This year his LSA has not been away for even a day’s sick leave and the difference is huge. Our son now runs into school happily. He has gone from 10 mins in the classroom to 4 hours a day. We’ve had every treatment in the book from AIT (Audio Integrative Therapy) to Cranial osteopathy and Primitive Reflex work (INPP). We’ve also had therapeutic parenting sessions. We have begged, borrowed and stolen the therapies getting discounts where we can and using the Adoption Support Fund. Without them I don’t think we could have survived.

Things can change and Christmas is a natural hiatus in which to realise the change. He still can’t eat a meal without getting up five or six times and is like a mosquito buzzing from thing to thing but a happier mosquito. I still end up in tears every couple of weeks with the exhaustion of it all but even that is changing.
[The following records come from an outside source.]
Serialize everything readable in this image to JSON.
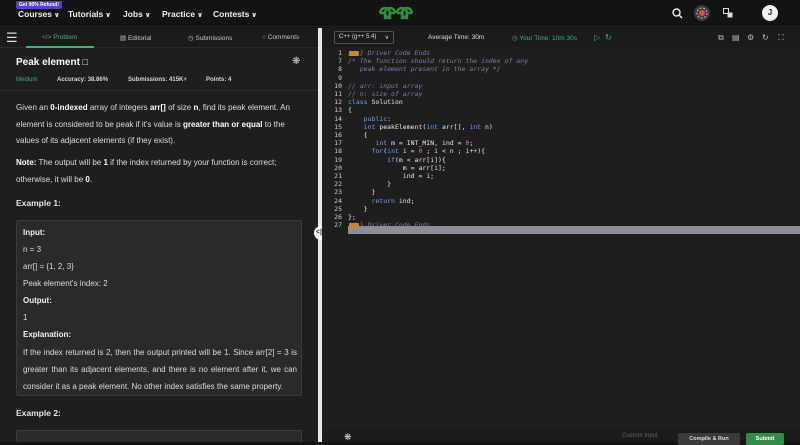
{
  "nav": {
    "promo": "Get 90% Refund!",
    "items": [
      "Courses",
      "Tutorials",
      "Jobs",
      "Practice",
      "Contests"
    ],
    "logo": "GfG",
    "avatar": "J"
  },
  "tabs": [
    "Problem",
    "Editorial",
    "Submissions",
    "Comments"
  ],
  "problem": {
    "title": "Peak element",
    "difficulty": "Medium",
    "accuracy_label": "Accuracy:",
    "accuracy": "38.86%",
    "submissions_label": "Submissions:",
    "submissions": "415K+",
    "points_label": "Points:",
    "points": "4",
    "desc1_a": "Given an ",
    "desc1_b": "0-indexed",
    "desc1_c": " array of integers ",
    "desc1_d": "arr[]",
    "desc1_e": " of size ",
    "desc1_f": "n",
    "desc1_g": ", find its peak element. An element is considered to be peak if it's value is ",
    "desc1_h": "greater than or equal",
    "desc1_i": " to the values of its adjacent elements (if they exist).",
    "note_label": "Note:",
    "note_a": " The output will be ",
    "note_b": "1",
    "note_c": " if the index returned by your function is correct; otherwise, it will be ",
    "note_d": "0",
    "note_e": ".",
    "example1_head": "Example 1:",
    "input_label": "Input:",
    "input_n": "n = 3",
    "input_arr": "arr[] = {1, 2, 3}",
    "input_peak": "Peak element's index: 2",
    "output_label": "Output:",
    "output_val": "1",
    "explanation_label": "Explanation:",
    "explanation": "If the index returned is 2, then the output printed will be 1. Since arr[2] = 3 is greater than its adjacent elements, and there is no element after it, we can consider it as a peak element. No other index satisfies the same property.",
    "example2_head": "Example 2:"
  },
  "editor": {
    "language": "C++ (g++ 5.4)",
    "avg_time": "Average Time: 30m",
    "your_time": "Your Time: 10m 30s",
    "lines": [
      {
        "n": "1",
        "t": "// } Driver Code Ends"
      },
      {
        "n": "7",
        "t": "/* The function should return the index of any"
      },
      {
        "n": "8",
        "t": "   peak element present in the array */"
      },
      {
        "n": "9",
        "t": ""
      },
      {
        "n": "10",
        "t": "// arr: input array"
      },
      {
        "n": "11",
        "t": "// n: size of array"
      },
      {
        "n": "12",
        "t": "class Solution"
      },
      {
        "n": "13",
        "t": "{"
      },
      {
        "n": "14",
        "t": "    public:"
      },
      {
        "n": "15",
        "t": "    int peakElement(int arr[], int n)"
      },
      {
        "n": "16",
        "t": "    {"
      },
      {
        "n": "17",
        "t": "       int m = INT_MIN, ind = 0;"
      },
      {
        "n": "18",
        "t": "      for(int i = 0 ; i < n ; i++){"
      },
      {
        "n": "19",
        "t": "          if(m < arr[i]){"
      },
      {
        "n": "20",
        "t": "              m = arr[i];"
      },
      {
        "n": "21",
        "t": "              ind = i;"
      },
      {
        "n": "22",
        "t": "          }"
      },
      {
        "n": "23",
        "t": "      }"
      },
      {
        "n": "24",
        "t": "      return ind;"
      },
      {
        "n": "25",
        "t": "    }"
      },
      {
        "n": "26",
        "t": "};"
      },
      {
        "n": "27",
        "t": "// } Driver Code Ends"
      }
    ]
  },
  "bottom": {
    "custom_input": "Custom Input",
    "compile": "Compile & Run",
    "submit": "Submit"
  }
}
We all had melt downs on Christmas Eve but the big day has been a success – a lunch with just the three of us, presents under a tree, card games, log fires roaring around the house and ‘Arthur Christmas’ on a big screen We promised ourselves that if we felt stressed to say “nevermind” reach for a glass of vino and put another log on the fire.

I actually read a poem by Wendy Cope out loud at breakfast. No one was really listening but it meant a lot to me.

Advertisements

12 Blogs #3 Woof.

It was our sons first Christmas in their new school.

They had only been with us for 3 months and as new parents we were so excited to be attending the school nativity.

They were both on stage and the oldest even had a line – well actually a word.

Looking back at those early days of placement one of the strongest memories is just how emotional it all was, it was a bit overwhelming in many ways and it seemed that even the slightest thing could result in an unexpected tear or two. Any conversation about our wondrous new sons – especially when discussing their past – would make us choke up and god forbid sitting down to watch a slushy Hollywood movie or TV programme, no matter how obvious or manipulative we could see they were – they would inevitably became a vehicle to let out all our emotions and would have us in floods of tears every time.

Regardless of that, we (maybe foolishly) had not anticipated shedding a tear at the school nativity.

Just what resulted in this public display of emotion?

It was of course the moment our son stood to say his one line – no, his one word.

Sweet you may think and maybe even not that unexpected, however maybe a little more surprising when I tell you that as he was playing a dog (don’t ask how that fits into the nativity, we are still trying to work it out 5 years later), all he had to do was bark!

‘Woof’ he said – and the tears flowed.